What is needed
What is needed here is every line of the records that includes "Live".

Provided entries

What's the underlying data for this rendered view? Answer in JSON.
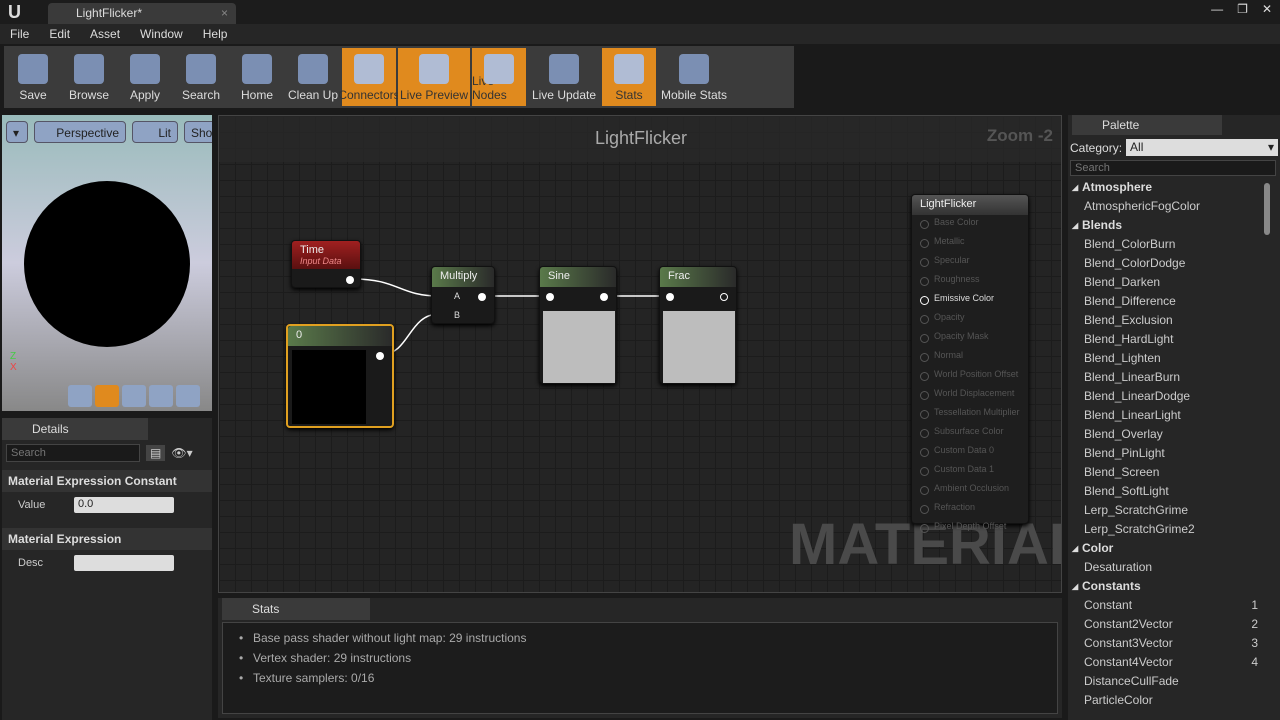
{
  "window": {
    "tab_title": "LightFlicker*"
  },
  "menu": [
    "File",
    "Edit",
    "Asset",
    "Window",
    "Help"
  ],
  "toolbar": [
    {
      "label": "Save",
      "active": false
    },
    {
      "label": "Browse",
      "active": false
    },
    {
      "label": "Apply",
      "active": false
    },
    {
      "label": "Search",
      "active": false
    },
    {
      "label": "Home",
      "active": false
    },
    {
      "label": "Clean Up",
      "active": false
    },
    {
      "label": "Connectors",
      "active": true
    },
    {
      "label": "Live Preview",
      "active": true
    },
    {
      "label": "Live Nodes",
      "active": true
    },
    {
      "label": "Live Update",
      "active": false
    },
    {
      "label": "Stats",
      "active": true
    },
    {
      "label": "Mobile Stats",
      "active": false
    }
  ],
  "viewport": {
    "perspective": "Perspective",
    "lit": "Lit",
    "show": "Sho"
  },
  "details": {
    "tab": "Details",
    "search_placeholder": "Search",
    "section1": "Material Expression Constant",
    "value_label": "Value",
    "value": "0.0",
    "section2": "Material Expression",
    "desc_label": "Desc",
    "desc": ""
  },
  "graph": {
    "title": "LightFlicker",
    "zoom": "Zoom -2",
    "watermark": "MATERIAL",
    "nodes": {
      "time_title": "Time",
      "time_sub": "Input Data",
      "const_title": "0",
      "multiply": "Multiply",
      "pin_a": "A",
      "pin_b": "B",
      "sine": "Sine",
      "frac": "Frac"
    },
    "output": {
      "title": "LightFlicker",
      "pins": [
        "Base Color",
        "Metallic",
        "Specular",
        "Roughness",
        "Emissive Color",
        "Opacity",
        "Opacity Mask",
        "Normal",
        "World Position Offset",
        "World Displacement",
        "Tessellation Multiplier",
        "Subsurface Color",
        "Custom Data 0",
        "Custom Data 1",
        "Ambient Occlusion",
        "Refraction",
        "Pixel Depth Offset"
      ],
      "active_pin": "Emissive Color"
    }
  },
  "stats": {
    "tab": "Stats",
    "lines": [
      "Base pass shader without light map: 29 instructions",
      "Vertex shader: 29 instructions",
      "Texture samplers: 0/16"
    ]
  },
  "palette": {
    "tab": "Palette",
    "category_label": "Category:",
    "category": "All",
    "search_placeholder": "Search",
    "items": [
      {
        "t": "Atmosphere",
        "cat": true
      },
      {
        "t": "AtmosphericFogColor"
      },
      {
        "t": "Blends",
        "cat": true
      },
      {
        "t": "Blend_ColorBurn"
      },
      {
        "t": "Blend_ColorDodge"
      },
      {
        "t": "Blend_Darken"
      },
      {
        "t": "Blend_Difference"
      },
      {
        "t": "Blend_Exclusion"
      },
      {
        "t": "Blend_HardLight"
      },
      {
        "t": "Blend_Lighten"
      },
      {
        "t": "Blend_LinearBurn"
      },
      {
        "t": "Blend_LinearDodge"
      },
      {
        "t": "Blend_LinearLight"
      },
      {
        "t": "Blend_Overlay"
      },
      {
        "t": "Blend_PinLight"
      },
      {
        "t": "Blend_Screen"
      },
      {
        "t": "Blend_SoftLight"
      },
      {
        "t": "Lerp_ScratchGrime"
      },
      {
        "t": "Lerp_ScratchGrime2"
      },
      {
        "t": "Color",
        "cat": true
      },
      {
        "t": "Desaturation"
      },
      {
        "t": "Constants",
        "cat": true
      },
      {
        "t": "Constant",
        "k": "1"
      },
      {
        "t": "Constant2Vector",
        "k": "2"
      },
      {
        "t": "Constant3Vector",
        "k": "3"
      },
      {
        "t": "Constant4Vector",
        "k": "4"
      },
      {
        "t": "DistanceCullFade"
      },
      {
        "t": "ParticleColor"
      }
    ]
  }
}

Exercise solution
      "label": "Live Preview",
      "label": "Live Nodes",
      "label": "Live Update",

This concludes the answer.